STRONG-MOTION ENGINEERING SEISMOLOGY: THE KEY TO UNDERSTANDING AND REDUCING THE DAMAGING EFFECTS OF EARTHQUAKES
Increasing numbers of lives are endangered and substantial economic resources are jeopardized by the growing urban expansion in earthquake-prone areas. This expansion will probably continue for many years. An important factor that complicates any earthquake-hazard-reduction program is that seismologists, geologists, and engineers still known far too little about quantifying the various kinds and degrees of earthquake hazard. We can mitigate undesirable earthquake effects in a number of ways, but not all are currently feasible. Techniques are being developed with which land-use planners will be able to zone, as geologically hazardous, active-fault areas, potential landslide areas, and regions of structurally poor ground. The role of the earthquake engineer is then to reduce the hazards to acceptable levels wherever possible. However, the vast majority of the population of earthquake-prone regions, as well as most developed property, are located not directly in fault zones and landslide areas but in areas where strong ground shaking can cause loss of life and property damage. It follows, then, that the key to an efficient hazard-reduction program is an adequate understanding of the destructive seismic forces involved--or, in other words of the characteristics of the strong ground motions of earthquakes.
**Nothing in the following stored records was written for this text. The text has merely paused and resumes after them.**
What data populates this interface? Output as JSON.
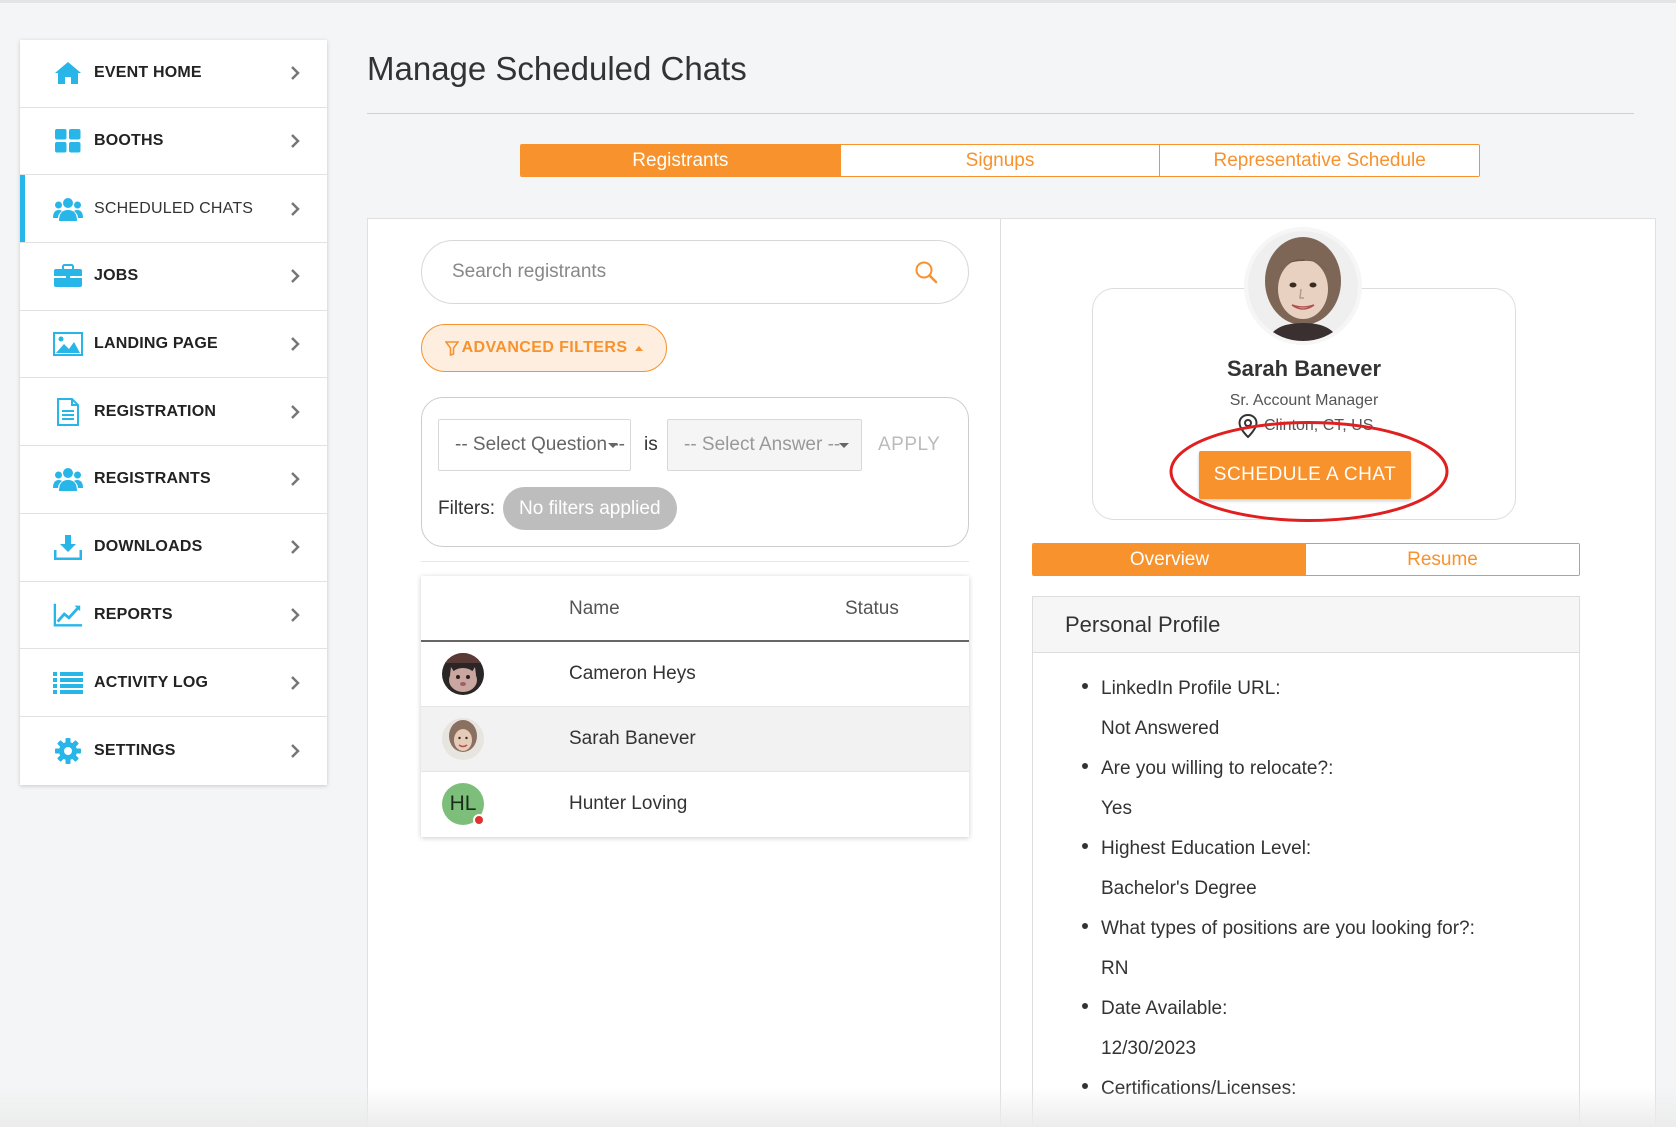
{
  "sidebar": {
    "items": [
      {
        "label": "EVENT HOME",
        "icon": "home-icon"
      },
      {
        "label": "BOOTHS",
        "icon": "grid-icon"
      },
      {
        "label": "SCHEDULED CHATS",
        "icon": "users-icon",
        "active": true
      },
      {
        "label": "JOBS",
        "icon": "briefcase-icon"
      },
      {
        "label": "LANDING PAGE",
        "icon": "image-icon"
      },
      {
        "label": "REGISTRATION",
        "icon": "document-icon"
      },
      {
        "label": "REGISTRANTS",
        "icon": "users-icon"
      },
      {
        "label": "DOWNLOADS",
        "icon": "download-icon"
      },
      {
        "label": "REPORTS",
        "icon": "chart-icon"
      },
      {
        "label": "ACTIVITY LOG",
        "icon": "list-icon"
      },
      {
        "label": "SETTINGS",
        "icon": "gear-icon"
      }
    ]
  },
  "header": {
    "title": "Manage Scheduled Chats"
  },
  "tabs": [
    {
      "label": "Registrants",
      "active": true
    },
    {
      "label": "Signups"
    },
    {
      "label": "Representative Schedule"
    }
  ],
  "search": {
    "placeholder": "Search registrants"
  },
  "filters": {
    "advanced_label": "ADVANCED FILTERS",
    "question_select": "-- Select Question --",
    "is_label": "is",
    "answer_select": "-- Select Answer --",
    "apply_label": "APPLY",
    "filters_label": "Filters:",
    "no_filters": "No filters applied"
  },
  "table": {
    "columns": [
      "Name",
      "Status"
    ],
    "rows": [
      {
        "name": "Cameron Heys",
        "avatar": "photo",
        "status": ""
      },
      {
        "name": "Sarah Banever",
        "avatar": "photo",
        "status": "",
        "selected": true
      },
      {
        "name": "Hunter Loving",
        "avatar": "initials",
        "initials": "HL",
        "status": ""
      }
    ]
  },
  "profile": {
    "name": "Sarah Banever",
    "role": "Sr. Account Manager",
    "location": "Clinton, CT, US",
    "schedule_button": "SCHEDULE A CHAT",
    "tabs": [
      {
        "label": "Overview",
        "active": true
      },
      {
        "label": "Resume"
      }
    ],
    "section_title": "Personal Profile",
    "fields": [
      {
        "q": "LinkedIn Profile URL:",
        "a": "Not Answered"
      },
      {
        "q": "Are you willing to relocate?:",
        "a": "Yes"
      },
      {
        "q": "Highest Education Level:",
        "a": "Bachelor's Degree"
      },
      {
        "q": "What types of positions are you looking for?:",
        "a": "RN"
      },
      {
        "q": "Date Available:",
        "a": "12/30/2023"
      },
      {
        "q": "Certifications/Licenses:",
        "a": ""
      }
    ]
  },
  "colors": {
    "accent": "#f7922c",
    "icon_blue": "#28b6e8",
    "annotation_red": "#e02020",
    "status_offline": "#e03030"
  }
}
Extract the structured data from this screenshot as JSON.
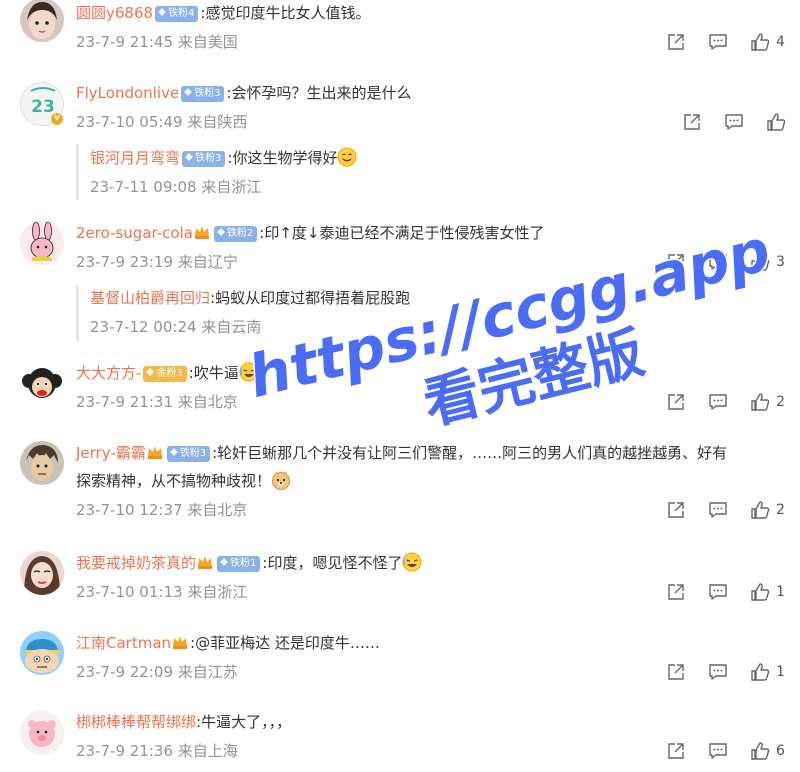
{
  "watermark": {
    "line1": "https://ccgg.app",
    "line2": "看完整版"
  },
  "comments": [
    {
      "user": "圆圆y6868",
      "badge": "铁粉4",
      "text": ":感觉印度牛比女人值钱。",
      "time": "23-7-9 21:45",
      "location": "来自美国",
      "likes": "4"
    },
    {
      "user": "FlyLondonlive",
      "badge": "铁粉3",
      "text": ":会怀孕吗？生出来的是什么",
      "time": "23-7-10 05:49",
      "location": "来自陕西",
      "likes": "",
      "reply": {
        "user": "银河月月弯弯",
        "badge": "铁粉3",
        "text": ":你这生物学得好",
        "time": "23-7-11 09:08",
        "location": "来自浙江"
      }
    },
    {
      "user": "2ero-sugar-cola",
      "badge": "铁粉2",
      "text": ":印↑度↓泰迪已经不满足于性侵残害女性了",
      "time": "23-7-9 23:19",
      "location": "来自辽宁",
      "likes": "3",
      "reply": {
        "user": "基督山柏爵再回归",
        "text": ":蚂蚁从印度过都得捂着屁股跑",
        "time": "23-7-12 00:24",
        "location": "来自云南"
      }
    },
    {
      "user": "大大方方-",
      "badge": "金粉3",
      "text": ":吹牛逼",
      "time": "23-7-9 21:31",
      "location": "来自北京",
      "likes": "2"
    },
    {
      "user": "Jerry-霸霸",
      "badge": "铁粉3",
      "text": ":轮奸巨蜥那几个并没有让阿三们警醒，……阿三的男人们真的越挫越勇、好有",
      "text2": "探索精神，从不搞物种歧视！",
      "time": "23-7-10 12:37",
      "location": "来自北京",
      "likes": "2"
    },
    {
      "user": "我要戒掉奶茶真的",
      "badge": "铁粉1",
      "text": ":印度，嗯见怪不怪了",
      "time": "23-7-10 01:13",
      "location": "来自浙江",
      "likes": "1"
    },
    {
      "user": "江南Cartman",
      "text": ":@菲亚梅达 还是印度牛……",
      "time": "23-7-9 22:09",
      "location": "来自江苏",
      "likes": "1"
    },
    {
      "user": "梆梆棒棒帮帮绑绑",
      "text": ":牛逼大了，，，",
      "time": "23-7-9 21:36",
      "location": "来自上海",
      "likes": "6"
    }
  ],
  "colors": {
    "username": "#eb7350",
    "meta": "#939393",
    "badge_iron": "#8ab1e8",
    "badge_gold": "#f7b84b",
    "watermark": "#4a6cf7"
  }
}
National Academy of SciencesCommittee on Seismology
Washington, DC United States 20418
- Publication Date: 0
- Features: References;
- Pagination: 17 p.
- Accession Number: 00050439
- Record Type: Publication
- Files: TRIS
- Created Date: Jan 24 1974 12:00AM